    Blockchain ownership may be authentic but enforcing it globally may be an impossibly tedious and impractical task. So says my cause and effect brain. Blockchain verification requires more than a passing understanding of addressing, sources, destinations, legal conundrums (can one sue in a country’s court where cryptocurrency is outlawed…does a person even have “standing” to sue?) What are the damages collectible? Can a digital unit sold in multiples after “thievery” be recalled? How? Who does it? What is the time frame?

    These few questions aren’t the elephant in the room. They’re part of the NFT herd of elephants that stampede through my mind as I consider adding my “next personal giveaway” to the internet’s can’t miss new tech implementation.

    PS: Can I give you, the reader, a concrete example (without pouring water on cement to make concrete?)

    Here it is: I own this post, its content, its words, its ideas, it’s structure, its presentation. I’m taking a screenshot then putting it on Open Sea. If someone uses it, or any of the ownership rights of any statement made, how, I ask, do I enforce my ownership?

    1. VTCE Avatar

      That is the point of decentralization. Anyone is free to create an NFT, even if I screenshot your work and claim it as my own. That is because it is my own work. I did the screenshot, not anyone else. It may be your own work, but is it verified? I see why that can be a problem.

      NFT is more suitable for digital copyright and ownership, for tokenized items. It is not a matter of enforcing, that is another layer that can be integrated with smart contracts in the creation of NFT, but most creatives are not choosing to do so. The main motive is to simplify the distribution of content like art, and monetize it.
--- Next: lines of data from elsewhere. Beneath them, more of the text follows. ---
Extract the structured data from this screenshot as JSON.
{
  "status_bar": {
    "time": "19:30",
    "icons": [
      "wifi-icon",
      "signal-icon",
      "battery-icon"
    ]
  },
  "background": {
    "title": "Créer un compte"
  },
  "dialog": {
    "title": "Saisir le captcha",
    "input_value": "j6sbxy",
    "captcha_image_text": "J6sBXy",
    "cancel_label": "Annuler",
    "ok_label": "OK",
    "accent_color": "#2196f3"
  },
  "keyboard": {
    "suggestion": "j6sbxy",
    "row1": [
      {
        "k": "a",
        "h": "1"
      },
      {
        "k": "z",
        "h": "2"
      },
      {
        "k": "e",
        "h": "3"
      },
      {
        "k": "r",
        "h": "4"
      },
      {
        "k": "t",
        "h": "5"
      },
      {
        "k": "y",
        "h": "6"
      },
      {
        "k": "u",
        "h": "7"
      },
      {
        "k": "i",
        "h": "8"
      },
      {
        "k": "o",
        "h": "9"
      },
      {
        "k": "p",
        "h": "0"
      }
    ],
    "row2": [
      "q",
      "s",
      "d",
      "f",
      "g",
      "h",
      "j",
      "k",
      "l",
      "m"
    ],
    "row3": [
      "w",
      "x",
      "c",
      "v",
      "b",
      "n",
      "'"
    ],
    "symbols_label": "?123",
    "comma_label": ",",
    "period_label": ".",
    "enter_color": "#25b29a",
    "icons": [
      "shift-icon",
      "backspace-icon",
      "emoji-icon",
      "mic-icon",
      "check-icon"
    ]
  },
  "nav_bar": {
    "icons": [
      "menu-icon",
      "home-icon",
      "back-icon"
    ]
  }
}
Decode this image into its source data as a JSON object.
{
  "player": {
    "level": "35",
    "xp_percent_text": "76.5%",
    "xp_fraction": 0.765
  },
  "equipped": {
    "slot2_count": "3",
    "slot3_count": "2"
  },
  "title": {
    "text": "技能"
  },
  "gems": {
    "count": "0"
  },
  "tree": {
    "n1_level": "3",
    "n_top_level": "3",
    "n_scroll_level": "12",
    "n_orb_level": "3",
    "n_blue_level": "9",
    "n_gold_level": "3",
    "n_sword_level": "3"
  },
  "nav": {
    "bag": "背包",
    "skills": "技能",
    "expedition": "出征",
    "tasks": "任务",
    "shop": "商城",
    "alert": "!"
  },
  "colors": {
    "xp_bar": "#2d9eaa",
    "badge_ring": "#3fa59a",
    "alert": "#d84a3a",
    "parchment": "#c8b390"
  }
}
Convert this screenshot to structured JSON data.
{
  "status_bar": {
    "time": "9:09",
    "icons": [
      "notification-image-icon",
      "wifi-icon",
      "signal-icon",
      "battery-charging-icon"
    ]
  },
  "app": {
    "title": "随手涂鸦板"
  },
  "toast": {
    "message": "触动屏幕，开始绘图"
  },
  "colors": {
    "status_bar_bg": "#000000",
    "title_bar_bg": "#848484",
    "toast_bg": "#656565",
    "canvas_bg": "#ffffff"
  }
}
      Living in a digital world is so much different than the past. If you really want to be protective of your content, then do not post it on the Internet. Keep it exclusive in a gallery and charge people to see it. Today the purpose of showing it on the Internet is to create followers who will support your work or to get more exposure for commercial reasons (making money to survive).

      Enforcement has not been solved, even in today’s copyright system. Anyone can make a claim even back in the day, but there was no decentralized system to verify it. NFT use blockchains to verify original content in neutral manner that is not manipulated by a third party or central authority. The blockchain serves as your witness, and they consist of many nodes or computers from around the world that verifies your claim as a transaction.

      The thing is that most of the NFT coming out today have never been released before, so the benefit here is that creators are making their claims first on a blockchain before releasing it. That is their testament to ownership, and although you cannot enforce other people from copying it, if you have a claim verified on a blockchain it becomes more legitimate for the creator.

      So, going back to your last statement, if before you posted a content you had created an NFT to verify your claim, then if I screenshot and created an NFT of it, I did a copy of your content. You will still be the original creator as verified on a blockchain. Now I don’t think everyone should tokenize every piece of work they do since creating an NFT can be expensive, but if it is something you want to protect and is valuable work, then NFT provides that option for creatives.

      I hope that explanation, somewhat explains the idea of an NFT, but this is still an emerging technology for protecting content. That is just my take on NFT.

  5. Cédric Mayence Avatar
    Cédric Mayence

    thanks for your nice post. I have a question, can i sell a picture as NFT that have been already published on my portfolio?

    1. VTCE Avatar

      Yes. You can create NFT for any original content you already have. You are basically just creating metadata for your picture and establishing your claim to ownership over it.